[Opening Data for review section]

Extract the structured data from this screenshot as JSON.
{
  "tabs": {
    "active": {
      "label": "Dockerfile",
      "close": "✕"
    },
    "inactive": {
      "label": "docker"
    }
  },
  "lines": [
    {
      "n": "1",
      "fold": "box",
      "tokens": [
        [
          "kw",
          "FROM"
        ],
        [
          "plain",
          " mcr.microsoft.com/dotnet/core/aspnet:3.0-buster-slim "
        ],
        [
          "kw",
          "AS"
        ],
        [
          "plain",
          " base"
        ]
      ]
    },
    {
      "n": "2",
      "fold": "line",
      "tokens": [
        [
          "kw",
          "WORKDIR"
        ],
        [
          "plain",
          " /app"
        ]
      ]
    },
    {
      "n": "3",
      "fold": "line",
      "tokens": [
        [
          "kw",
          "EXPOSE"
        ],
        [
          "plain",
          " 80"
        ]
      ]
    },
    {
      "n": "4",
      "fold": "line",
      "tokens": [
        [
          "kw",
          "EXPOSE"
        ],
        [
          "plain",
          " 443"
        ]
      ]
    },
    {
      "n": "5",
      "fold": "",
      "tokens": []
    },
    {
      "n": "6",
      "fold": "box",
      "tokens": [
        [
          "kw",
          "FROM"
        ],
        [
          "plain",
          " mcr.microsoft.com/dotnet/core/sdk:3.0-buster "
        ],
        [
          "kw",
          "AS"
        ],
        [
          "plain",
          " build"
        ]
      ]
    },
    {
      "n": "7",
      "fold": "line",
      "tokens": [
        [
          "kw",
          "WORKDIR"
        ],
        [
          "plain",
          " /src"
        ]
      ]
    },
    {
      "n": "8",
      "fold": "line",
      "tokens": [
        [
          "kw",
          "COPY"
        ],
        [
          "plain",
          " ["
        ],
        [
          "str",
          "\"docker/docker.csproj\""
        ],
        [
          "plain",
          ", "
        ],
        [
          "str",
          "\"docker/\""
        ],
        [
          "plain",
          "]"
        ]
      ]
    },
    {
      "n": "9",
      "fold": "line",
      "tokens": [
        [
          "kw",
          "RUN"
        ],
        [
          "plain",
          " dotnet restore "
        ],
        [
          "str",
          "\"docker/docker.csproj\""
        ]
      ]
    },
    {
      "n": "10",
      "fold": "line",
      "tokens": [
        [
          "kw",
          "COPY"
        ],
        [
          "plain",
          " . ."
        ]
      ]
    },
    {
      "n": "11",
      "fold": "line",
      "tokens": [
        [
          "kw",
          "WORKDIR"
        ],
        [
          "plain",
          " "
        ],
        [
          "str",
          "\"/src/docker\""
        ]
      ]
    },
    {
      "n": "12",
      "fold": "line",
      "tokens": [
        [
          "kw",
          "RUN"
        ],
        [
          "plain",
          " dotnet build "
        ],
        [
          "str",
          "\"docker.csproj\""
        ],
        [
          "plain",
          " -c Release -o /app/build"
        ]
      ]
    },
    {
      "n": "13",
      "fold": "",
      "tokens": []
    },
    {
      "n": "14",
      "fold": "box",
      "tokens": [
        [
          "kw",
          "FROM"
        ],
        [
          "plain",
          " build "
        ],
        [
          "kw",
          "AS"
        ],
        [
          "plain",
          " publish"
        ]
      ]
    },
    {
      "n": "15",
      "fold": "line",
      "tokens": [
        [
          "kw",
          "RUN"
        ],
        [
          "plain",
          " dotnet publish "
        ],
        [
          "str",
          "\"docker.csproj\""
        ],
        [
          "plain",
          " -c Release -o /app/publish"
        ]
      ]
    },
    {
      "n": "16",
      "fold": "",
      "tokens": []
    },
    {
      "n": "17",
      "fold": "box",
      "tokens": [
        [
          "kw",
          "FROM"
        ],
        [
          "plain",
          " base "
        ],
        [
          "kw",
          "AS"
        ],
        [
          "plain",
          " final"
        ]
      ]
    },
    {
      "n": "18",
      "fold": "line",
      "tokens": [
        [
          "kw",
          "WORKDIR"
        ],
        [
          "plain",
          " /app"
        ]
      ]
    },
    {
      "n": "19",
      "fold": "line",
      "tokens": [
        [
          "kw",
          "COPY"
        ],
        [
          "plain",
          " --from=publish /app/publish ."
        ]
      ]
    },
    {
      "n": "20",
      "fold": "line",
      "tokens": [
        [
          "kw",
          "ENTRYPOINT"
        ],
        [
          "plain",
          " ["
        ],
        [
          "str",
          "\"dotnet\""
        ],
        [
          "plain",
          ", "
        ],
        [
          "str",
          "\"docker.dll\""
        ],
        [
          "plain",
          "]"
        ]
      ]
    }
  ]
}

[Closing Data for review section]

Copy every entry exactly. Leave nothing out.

Extract the structured data from this screenshot as JSON.
{
  "tabs": {
    "active": {
      "label": "Dockerfile",
      "close": "✕"
    },
    "inactive": {
      "label": "docker"
    }
  },
  "lines": [
    {
      "n": "1",
      "fold": "box",
      "tokens": [
        [
          "kw",
          "FROM"
        ],
        [
          "plain",
          " mcr.microsoft.com/dotnet/core/aspnet:3.0-buster-slim "
        ],
        [
          "kw",
          "AS"
        ],
        [
          "plain",
          " base"
        ]
      ]
    },
    {
      "n": "2",
      "fold": "line",
      "tokens": [
        [
          "kw",
          "WORKDIR"
        ],
        [
          "plain",
          " /app"
        ]
      ]
    },
    {
      "n": "3",
      "fold": "line",
      "tokens": [
        [
          "kw",
          "EXPOSE"
        ],
        [
          "plain",
          " 80"
        ]
      ]
    },
    {
      "n": "4",
      "fold": "line",
      "tokens": [
        [
          "kw",
          "EXPOSE"
        ],
        [
          "plain",
          " 443"
        ]
      ]
    },
    {
      "n": "5",
      "fold": "",
      "tokens": []
    },
    {
      "n": "6",
      "fold": "box",
      "tokens": [
        [
          "kw",
          "FROM"
        ],
        [
          "plain",
          " mcr.microsoft.com/dotnet/core/sdk:3.0-buster "
        ],
        [
          "kw",
          "AS"
        ],
        [
          "plain",
          " build"
        ]
      ]
    },
    {
      "n": "7",
      "fold": "line",
      "tokens": [
        [
          "kw",
          "WORKDIR"
        ],
        [
          "plain",
          " /src"
        ]
      ]
    },
    {
      "n": "8",
      "fold": "line",
      "tokens": [
        [
          "kw",
          "COPY"
        ],
        [
          "plain",
          " ["
        ],
        [
          "str",
          "\"docker/docker.csproj\""
        ],
        [
          "plain",
          ", "
        ],
        [
          "str",
          "\"docker/\""
        ],
        [
          "plain",
          "]"
        ]
      ]
    },
    {
      "n": "9",
      "fold": "line",
      "tokens": [
        [
          "kw",
          "RUN"
        ],
        [
          "plain",
          " dotnet restore "
        ],
        [
          "str",
          "\"docker/docker.csproj\""
        ]
      ]
    },
    {
      "n": "10",
      "fold": "line",
      "tokens": [
        [
          "kw",
          "COPY"
        ],
        [
          "plain",
          " . ."
        ]
      ]
    },
    {
      "n": "11",
      "fold": "line",
      "tokens": [
        [
          "kw",
          "WORKDIR"
        ],
        [
          "plain",
          " "
        ],
        [
          "str",
          "\"/src/docker\""
        ]
      ]
    },
    {
      "n": "12",
      "fold": "line",
      "tokens": [
        [
          "kw",
          "RUN"
        ],
        [
          "plain",
          " dotnet build "
        ],
        [
          "str",
          "\"docker.csproj\""
        ],
        [
          "plain",
          " -c Release -o /app/build"
        ]
      ]
    },
    {
      "n": "13",
      "fold": "",
      "tokens": []
    },
    {
      "n": "14",
      "fold": "box",
      "tokens": [
        [
          "kw",
          "FROM"
        ],
        [
          "plain",
          " build "
        ],
        [
          "kw",
          "AS"
        ],
        [
          "plain",
          " publish"
        ]
      ]
    },
    {
      "n": "15",
      "fold": "line",
      "tokens": [
        [
          "kw",
          "RUN"
        ],
        [
          "plain",
          " dotnet publish "
        ],
        [
          "str",
          "\"docker.csproj\""
        ],
        [
          "plain",
          " -c Release -o /app/publish"
        ]
      ]
    },
    {
      "n": "16",
      "fold": "",
      "tokens": []
    },
    {
      "n": "17",
      "fold": "box",
      "tokens": [
        [
          "kw",
          "FROM"
        ],
        [
          "plain",
          " base "
        ],
        [
          "kw",
          "AS"
        ],
        [
          "plain",
          " final"
        ]
      ]
    },
    {
      "n": "18",
      "fold": "line",
      "tokens": [
        [
          "kw",
          "WORKDIR"
        ],
        [
          "plain",
          " /app"
        ]
      ]
    },
    {
      "n": "19",
      "fold": "line",
      "tokens": [
        [
          "kw",
          "COPY"
        ],
        [
          "plain",
          " --from=publish /app/publish ."
        ]
      ]
    },
    {
      "n": "20",
      "fold": "line",
      "tokens": [
        [
          "kw",
          "ENTRYPOINT"
        ],
        [
          "plain",
          " ["
        ],
        [
          "str",
          "\"dotnet\""
        ],
        [
          "plain",
          ", "
        ],
        [
          "str",
          "\"docker.dll\""
        ],
        [
          "plain",
          "]"
        ]
      ]
    }
  ]
}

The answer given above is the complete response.